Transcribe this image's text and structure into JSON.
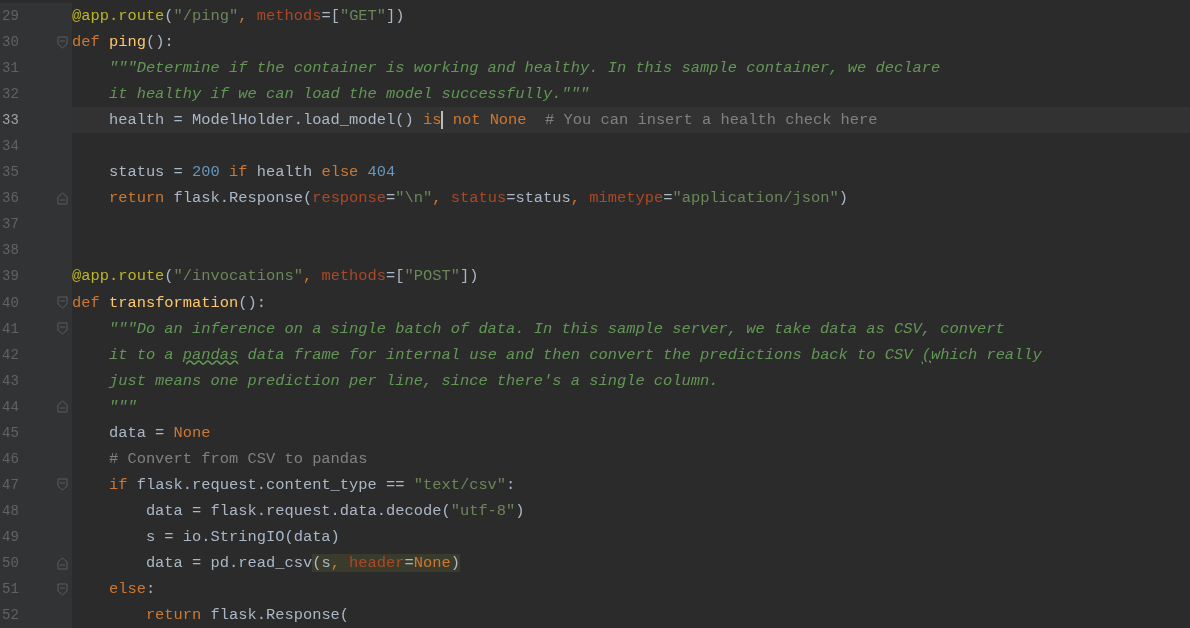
{
  "editor": {
    "lines": [
      {
        "number": "29",
        "current": false,
        "kind": "plain",
        "tokens": [
          {
            "kind": "dec",
            "text": "@app.route"
          },
          {
            "kind": "t",
            "text": "("
          },
          {
            "kind": "str",
            "text": "\"/ping\""
          },
          {
            "kind": "kw",
            "text": ", "
          },
          {
            "kind": "kwarg",
            "text": "methods"
          },
          {
            "kind": "t",
            "text": "=["
          },
          {
            "kind": "str",
            "text": "\"GET\""
          },
          {
            "kind": "t",
            "text": "])"
          }
        ]
      },
      {
        "number": "30",
        "current": false,
        "kind": "opener",
        "tokens": [
          {
            "kind": "kw",
            "text": "def "
          },
          {
            "kind": "fn",
            "text": "ping"
          },
          {
            "kind": "t",
            "text": "():"
          }
        ]
      },
      {
        "number": "31",
        "current": false,
        "kind": "plain",
        "tokens": [
          {
            "kind": "doc",
            "text": "    \"\"\"Determine if the container is working and healthy. In this sample container, we declare"
          }
        ]
      },
      {
        "number": "32",
        "current": false,
        "kind": "plain",
        "tokens": [
          {
            "kind": "doc",
            "text": "    it healthy if we can load the model successfully.\"\"\""
          }
        ]
      },
      {
        "number": "33",
        "current": true,
        "kind": "plain",
        "tokens": [
          {
            "kind": "t",
            "text": "    health = ModelHolder.load_model() "
          },
          {
            "kind": "kw",
            "text": "is"
          },
          {
            "kind": "kw",
            "text": " not None",
            "caret": true
          },
          {
            "kind": "cmt",
            "text": "  # You can insert a health check here"
          }
        ]
      },
      {
        "number": "34",
        "current": false,
        "kind": "plain"
      },
      {
        "number": "35",
        "current": false,
        "kind": "plain",
        "tokens": [
          {
            "kind": "t",
            "text": "    status = "
          },
          {
            "kind": "num",
            "text": "200"
          },
          {
            "kind": "kw",
            "text": " if "
          },
          {
            "kind": "t",
            "text": "health "
          },
          {
            "kind": "kw",
            "text": "else "
          },
          {
            "kind": "num",
            "text": "404"
          }
        ]
      },
      {
        "number": "36",
        "current": false,
        "kind": "closer",
        "tokens": [
          {
            "kind": "kw",
            "text": "    return "
          },
          {
            "kind": "t",
            "text": "flask.Response("
          },
          {
            "kind": "kwarg",
            "text": "response"
          },
          {
            "kind": "t",
            "text": "="
          },
          {
            "kind": "str",
            "text": "\"\\n\""
          },
          {
            "kind": "kw",
            "text": ", "
          },
          {
            "kind": "kwarg",
            "text": "status"
          },
          {
            "kind": "t",
            "text": "=status"
          },
          {
            "kind": "kw",
            "text": ", "
          },
          {
            "kind": "kwarg",
            "text": "mimetype"
          },
          {
            "kind": "t",
            "text": "="
          },
          {
            "kind": "str",
            "text": "\"application/json\""
          },
          {
            "kind": "t",
            "text": ")"
          }
        ]
      },
      {
        "number": "37",
        "current": false,
        "kind": "plain"
      },
      {
        "number": "38",
        "current": false,
        "kind": "plain"
      },
      {
        "number": "39",
        "current": false,
        "kind": "plain",
        "tokens": [
          {
            "kind": "dec",
            "text": "@app.route"
          },
          {
            "kind": "t",
            "text": "("
          },
          {
            "kind": "str",
            "text": "\"/invocations\""
          },
          {
            "kind": "kw",
            "text": ", "
          },
          {
            "kind": "kwarg",
            "text": "methods"
          },
          {
            "kind": "t",
            "text": "=["
          },
          {
            "kind": "str",
            "text": "\"POST\""
          },
          {
            "kind": "t",
            "text": "])"
          }
        ]
      },
      {
        "number": "40",
        "current": false,
        "kind": "opener",
        "tokens": [
          {
            "kind": "kw",
            "text": "def "
          },
          {
            "kind": "fn",
            "text": "transformation"
          },
          {
            "kind": "t",
            "text": "():"
          }
        ]
      },
      {
        "number": "41",
        "current": false,
        "kind": "opener",
        "tokens": [
          {
            "kind": "doc",
            "text": "    \"\"\"Do an inference on a single batch of data. In this sample server, we take data as CSV, convert"
          }
        ]
      },
      {
        "number": "42",
        "current": false,
        "kind": "plain",
        "tokens": [
          {
            "kind": "doc",
            "text": "    it to a "
          },
          {
            "kind": "doc",
            "text": "pandas",
            "typo": true
          },
          {
            "kind": "doc",
            "text": " data frame for internal use and then convert the predictions back to CSV "
          },
          {
            "kind": "doc",
            "text": "(",
            "typo": true
          },
          {
            "kind": "doc",
            "text": "which really"
          }
        ]
      },
      {
        "number": "43",
        "current": false,
        "kind": "plain",
        "tokens": [
          {
            "kind": "doc",
            "text": "    just means one prediction per line, since there's a single column."
          }
        ]
      },
      {
        "number": "44",
        "current": false,
        "kind": "closer",
        "tokens": [
          {
            "kind": "doc",
            "text": "    \"\"\""
          }
        ]
      },
      {
        "number": "45",
        "current": false,
        "kind": "plain",
        "tokens": [
          {
            "kind": "t",
            "text": "    data = "
          },
          {
            "kind": "kw",
            "text": "None"
          }
        ]
      },
      {
        "number": "46",
        "current": false,
        "kind": "plain",
        "tokens": [
          {
            "kind": "cmt",
            "text": "    # Convert from CSV to pandas"
          }
        ]
      },
      {
        "number": "47",
        "current": false,
        "kind": "opener",
        "tokens": [
          {
            "kind": "kw",
            "text": "    if"
          },
          {
            "kind": "t",
            "text": " flask.request.content_type == "
          },
          {
            "kind": "str",
            "text": "\"text/csv\""
          },
          {
            "kind": "t",
            "text": ":"
          }
        ]
      },
      {
        "number": "48",
        "current": false,
        "kind": "plain",
        "tokens": [
          {
            "kind": "t",
            "text": "        data = flask.request.data.decode("
          },
          {
            "kind": "str",
            "text": "\"utf-8\""
          },
          {
            "kind": "t",
            "text": ")"
          }
        ]
      },
      {
        "number": "49",
        "current": false,
        "kind": "plain",
        "tokens": [
          {
            "kind": "t",
            "text": "        s = io.StringIO(data)"
          }
        ]
      },
      {
        "number": "50",
        "current": false,
        "kind": "closer",
        "tokens": [
          {
            "kind": "t",
            "text": "        data = pd.read_csv"
          },
          {
            "kind": "t",
            "text": "(s",
            "matched": true
          },
          {
            "kind": "kw",
            "text": ", ",
            "matched": true
          },
          {
            "kind": "kwarg",
            "text": "header",
            "matched": true
          },
          {
            "kind": "t",
            "text": "=",
            "matched": true
          },
          {
            "kind": "kw",
            "text": "None",
            "matched": true
          },
          {
            "kind": "t",
            "text": ")",
            "matched": true
          }
        ]
      },
      {
        "number": "51",
        "current": false,
        "kind": "opener",
        "tokens": [
          {
            "kind": "kw",
            "text": "    else"
          },
          {
            "kind": "t",
            "text": ":"
          }
        ]
      },
      {
        "number": "52",
        "current": false,
        "kind": "plain",
        "tokens": [
          {
            "kind": "kw",
            "text": "        return"
          },
          {
            "kind": "t",
            "text": " flask.Response("
          }
        ]
      }
    ]
  }
}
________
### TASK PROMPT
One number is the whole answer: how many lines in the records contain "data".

### PROBLEM SOLUTION
6